What is being asked
Which lines of the records contain "subtitle"? Collect every one of them.

Material shown
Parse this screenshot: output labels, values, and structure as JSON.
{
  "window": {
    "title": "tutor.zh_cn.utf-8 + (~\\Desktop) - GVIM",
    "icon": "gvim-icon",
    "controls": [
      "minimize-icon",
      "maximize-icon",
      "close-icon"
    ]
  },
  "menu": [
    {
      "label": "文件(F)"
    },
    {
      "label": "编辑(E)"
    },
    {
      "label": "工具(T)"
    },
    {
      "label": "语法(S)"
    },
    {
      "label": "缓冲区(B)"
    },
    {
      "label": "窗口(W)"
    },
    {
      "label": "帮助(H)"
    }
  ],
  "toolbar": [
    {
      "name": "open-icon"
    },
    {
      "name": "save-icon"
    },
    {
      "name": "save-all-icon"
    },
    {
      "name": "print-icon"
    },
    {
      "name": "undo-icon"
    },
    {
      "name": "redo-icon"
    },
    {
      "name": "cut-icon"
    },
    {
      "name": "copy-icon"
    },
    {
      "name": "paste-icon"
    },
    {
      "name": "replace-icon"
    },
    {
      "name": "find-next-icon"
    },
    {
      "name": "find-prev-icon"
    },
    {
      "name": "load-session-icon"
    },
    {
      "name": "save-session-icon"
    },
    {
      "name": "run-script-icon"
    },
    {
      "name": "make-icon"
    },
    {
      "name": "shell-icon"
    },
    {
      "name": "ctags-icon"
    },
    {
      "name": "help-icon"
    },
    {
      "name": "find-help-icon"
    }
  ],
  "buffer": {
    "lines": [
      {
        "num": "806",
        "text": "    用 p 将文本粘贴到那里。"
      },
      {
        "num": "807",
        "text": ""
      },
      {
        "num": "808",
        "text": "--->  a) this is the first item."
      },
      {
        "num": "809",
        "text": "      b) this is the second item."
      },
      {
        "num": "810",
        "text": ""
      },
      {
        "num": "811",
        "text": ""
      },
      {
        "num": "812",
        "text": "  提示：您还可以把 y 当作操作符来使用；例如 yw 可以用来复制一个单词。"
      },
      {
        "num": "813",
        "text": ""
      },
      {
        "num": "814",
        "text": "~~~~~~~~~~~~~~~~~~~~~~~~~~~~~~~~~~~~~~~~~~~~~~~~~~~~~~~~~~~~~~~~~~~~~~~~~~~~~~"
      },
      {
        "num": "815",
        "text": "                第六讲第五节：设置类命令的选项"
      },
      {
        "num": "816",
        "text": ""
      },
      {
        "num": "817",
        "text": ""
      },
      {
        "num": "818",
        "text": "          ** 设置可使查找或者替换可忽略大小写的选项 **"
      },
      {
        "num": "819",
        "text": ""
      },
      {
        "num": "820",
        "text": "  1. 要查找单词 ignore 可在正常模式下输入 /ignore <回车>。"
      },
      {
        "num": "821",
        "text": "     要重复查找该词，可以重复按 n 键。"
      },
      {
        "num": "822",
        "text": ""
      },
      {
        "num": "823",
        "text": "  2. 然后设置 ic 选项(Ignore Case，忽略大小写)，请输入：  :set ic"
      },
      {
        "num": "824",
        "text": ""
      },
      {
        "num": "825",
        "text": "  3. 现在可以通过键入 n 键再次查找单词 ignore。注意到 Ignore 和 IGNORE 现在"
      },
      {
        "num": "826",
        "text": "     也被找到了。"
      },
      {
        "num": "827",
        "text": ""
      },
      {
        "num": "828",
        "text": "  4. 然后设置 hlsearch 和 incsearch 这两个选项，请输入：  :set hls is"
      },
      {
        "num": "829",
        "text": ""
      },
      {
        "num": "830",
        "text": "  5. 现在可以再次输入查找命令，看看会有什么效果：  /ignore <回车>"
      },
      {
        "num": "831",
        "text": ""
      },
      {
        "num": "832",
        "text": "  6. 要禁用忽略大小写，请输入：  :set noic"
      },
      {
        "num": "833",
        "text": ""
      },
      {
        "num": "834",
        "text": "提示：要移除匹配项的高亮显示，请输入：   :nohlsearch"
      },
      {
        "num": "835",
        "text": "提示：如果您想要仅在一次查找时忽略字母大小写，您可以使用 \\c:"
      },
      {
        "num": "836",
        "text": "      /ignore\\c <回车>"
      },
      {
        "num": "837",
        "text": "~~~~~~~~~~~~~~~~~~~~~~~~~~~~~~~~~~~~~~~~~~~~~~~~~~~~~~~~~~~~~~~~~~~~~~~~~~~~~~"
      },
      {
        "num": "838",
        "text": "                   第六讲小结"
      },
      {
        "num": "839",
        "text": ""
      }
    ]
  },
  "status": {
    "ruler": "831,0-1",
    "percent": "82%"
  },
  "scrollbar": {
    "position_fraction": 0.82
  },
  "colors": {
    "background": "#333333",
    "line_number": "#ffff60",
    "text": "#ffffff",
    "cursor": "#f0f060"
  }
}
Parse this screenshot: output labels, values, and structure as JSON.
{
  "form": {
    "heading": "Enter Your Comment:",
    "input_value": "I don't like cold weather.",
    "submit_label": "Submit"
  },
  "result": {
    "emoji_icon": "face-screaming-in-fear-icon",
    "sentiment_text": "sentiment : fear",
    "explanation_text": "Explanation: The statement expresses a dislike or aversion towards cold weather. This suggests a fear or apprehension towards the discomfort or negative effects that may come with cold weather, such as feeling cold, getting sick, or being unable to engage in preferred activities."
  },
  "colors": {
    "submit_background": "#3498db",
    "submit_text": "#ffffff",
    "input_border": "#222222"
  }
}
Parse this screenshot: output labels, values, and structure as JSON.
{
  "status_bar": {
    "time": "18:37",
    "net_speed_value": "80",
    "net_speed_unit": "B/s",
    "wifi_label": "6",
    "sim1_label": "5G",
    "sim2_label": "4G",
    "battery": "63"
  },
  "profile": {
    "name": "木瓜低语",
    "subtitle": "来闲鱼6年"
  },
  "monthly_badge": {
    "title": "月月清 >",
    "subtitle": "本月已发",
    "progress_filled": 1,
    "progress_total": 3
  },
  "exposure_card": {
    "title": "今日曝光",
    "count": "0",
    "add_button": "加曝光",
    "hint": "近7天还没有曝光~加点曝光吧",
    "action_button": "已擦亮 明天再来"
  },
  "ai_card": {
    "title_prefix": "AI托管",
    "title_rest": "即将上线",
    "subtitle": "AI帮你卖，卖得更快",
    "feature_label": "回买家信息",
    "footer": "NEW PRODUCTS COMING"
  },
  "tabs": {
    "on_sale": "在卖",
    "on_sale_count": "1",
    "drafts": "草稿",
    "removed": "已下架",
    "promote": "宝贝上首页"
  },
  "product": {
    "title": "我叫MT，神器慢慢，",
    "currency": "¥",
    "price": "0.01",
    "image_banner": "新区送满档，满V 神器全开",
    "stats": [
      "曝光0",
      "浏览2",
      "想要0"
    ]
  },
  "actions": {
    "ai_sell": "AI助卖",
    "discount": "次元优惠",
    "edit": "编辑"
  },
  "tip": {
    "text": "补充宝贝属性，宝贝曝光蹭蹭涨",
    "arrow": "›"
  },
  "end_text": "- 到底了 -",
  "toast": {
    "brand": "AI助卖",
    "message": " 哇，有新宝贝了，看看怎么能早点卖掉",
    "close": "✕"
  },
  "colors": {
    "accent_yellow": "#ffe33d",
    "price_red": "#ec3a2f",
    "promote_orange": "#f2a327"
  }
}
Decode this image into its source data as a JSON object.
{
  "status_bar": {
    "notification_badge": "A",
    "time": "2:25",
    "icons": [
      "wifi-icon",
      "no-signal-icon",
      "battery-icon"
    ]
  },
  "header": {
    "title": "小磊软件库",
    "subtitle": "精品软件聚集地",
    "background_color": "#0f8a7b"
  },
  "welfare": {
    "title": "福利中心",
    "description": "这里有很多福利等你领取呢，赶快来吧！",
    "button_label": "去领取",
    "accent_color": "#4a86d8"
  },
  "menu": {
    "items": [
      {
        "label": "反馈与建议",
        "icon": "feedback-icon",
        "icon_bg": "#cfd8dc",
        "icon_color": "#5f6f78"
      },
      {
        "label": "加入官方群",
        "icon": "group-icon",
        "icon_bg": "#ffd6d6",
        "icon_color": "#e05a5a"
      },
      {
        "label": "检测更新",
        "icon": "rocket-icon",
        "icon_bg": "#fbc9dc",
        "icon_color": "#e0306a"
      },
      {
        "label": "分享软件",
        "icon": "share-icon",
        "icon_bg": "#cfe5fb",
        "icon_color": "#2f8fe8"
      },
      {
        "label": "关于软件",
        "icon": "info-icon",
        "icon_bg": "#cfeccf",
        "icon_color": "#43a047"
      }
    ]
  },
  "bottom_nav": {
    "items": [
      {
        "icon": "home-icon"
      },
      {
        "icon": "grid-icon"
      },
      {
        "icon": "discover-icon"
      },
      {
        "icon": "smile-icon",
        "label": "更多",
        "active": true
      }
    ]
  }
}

Response
    "subtitle": "来闲鱼6年"
    "subtitle": "本月已发",
    "subtitle": "AI帮你卖，卖得更快",
    "subtitle": "精品软件聚集地",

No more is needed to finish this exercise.